━━━━━ Data for review ━━━━━

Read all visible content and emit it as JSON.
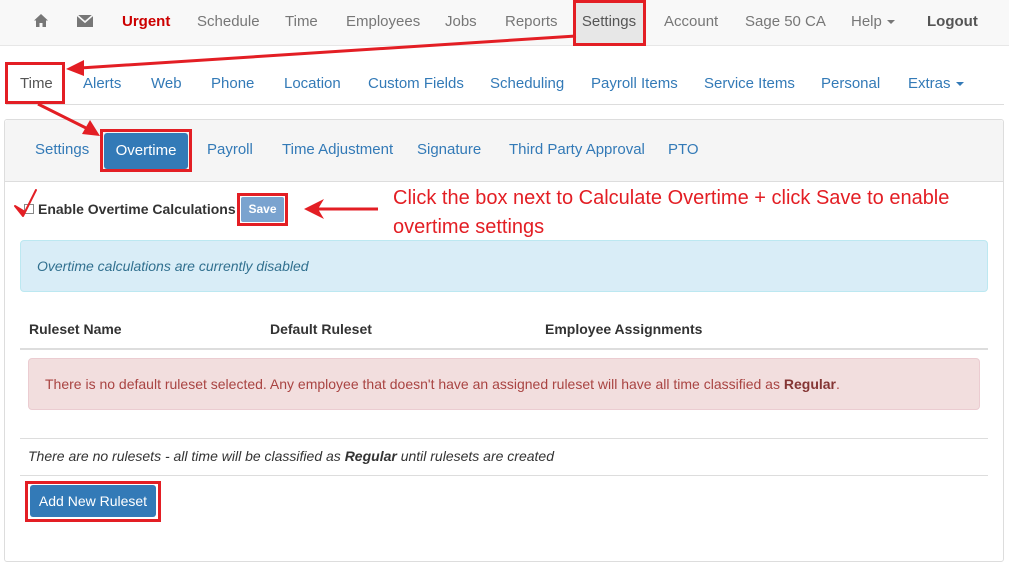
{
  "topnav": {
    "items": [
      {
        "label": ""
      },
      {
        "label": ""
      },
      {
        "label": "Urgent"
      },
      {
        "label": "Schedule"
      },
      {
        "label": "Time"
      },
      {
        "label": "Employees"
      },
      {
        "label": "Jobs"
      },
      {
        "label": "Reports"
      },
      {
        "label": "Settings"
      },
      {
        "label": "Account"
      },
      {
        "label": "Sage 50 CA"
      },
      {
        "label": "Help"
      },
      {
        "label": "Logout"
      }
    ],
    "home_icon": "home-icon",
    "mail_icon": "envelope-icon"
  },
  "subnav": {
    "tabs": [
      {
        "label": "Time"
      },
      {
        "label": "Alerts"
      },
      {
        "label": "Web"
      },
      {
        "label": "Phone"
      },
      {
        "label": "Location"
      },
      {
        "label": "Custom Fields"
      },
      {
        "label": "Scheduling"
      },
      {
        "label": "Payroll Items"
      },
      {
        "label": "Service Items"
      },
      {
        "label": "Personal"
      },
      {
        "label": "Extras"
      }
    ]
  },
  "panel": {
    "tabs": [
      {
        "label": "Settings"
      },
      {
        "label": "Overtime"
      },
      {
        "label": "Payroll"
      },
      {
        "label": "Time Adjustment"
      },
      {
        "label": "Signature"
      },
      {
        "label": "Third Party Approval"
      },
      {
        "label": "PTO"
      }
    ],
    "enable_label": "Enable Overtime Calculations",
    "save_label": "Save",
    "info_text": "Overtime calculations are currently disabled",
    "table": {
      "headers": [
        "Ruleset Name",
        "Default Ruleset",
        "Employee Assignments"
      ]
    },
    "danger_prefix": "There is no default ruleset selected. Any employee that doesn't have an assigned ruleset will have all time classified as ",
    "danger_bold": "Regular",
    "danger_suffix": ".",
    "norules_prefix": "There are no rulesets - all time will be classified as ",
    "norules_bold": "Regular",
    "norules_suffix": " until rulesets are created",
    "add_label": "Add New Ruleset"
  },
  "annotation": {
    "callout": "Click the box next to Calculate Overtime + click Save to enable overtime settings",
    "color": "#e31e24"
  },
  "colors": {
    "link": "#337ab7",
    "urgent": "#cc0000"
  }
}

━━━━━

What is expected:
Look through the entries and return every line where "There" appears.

Exercise result:
    "danger_prefix": "There is no default ruleset selected. Any employee that doesn't have an assigned ruleset will have all time classified as ",
    "norules_prefix": "There are no rulesets - all time will be classified as ",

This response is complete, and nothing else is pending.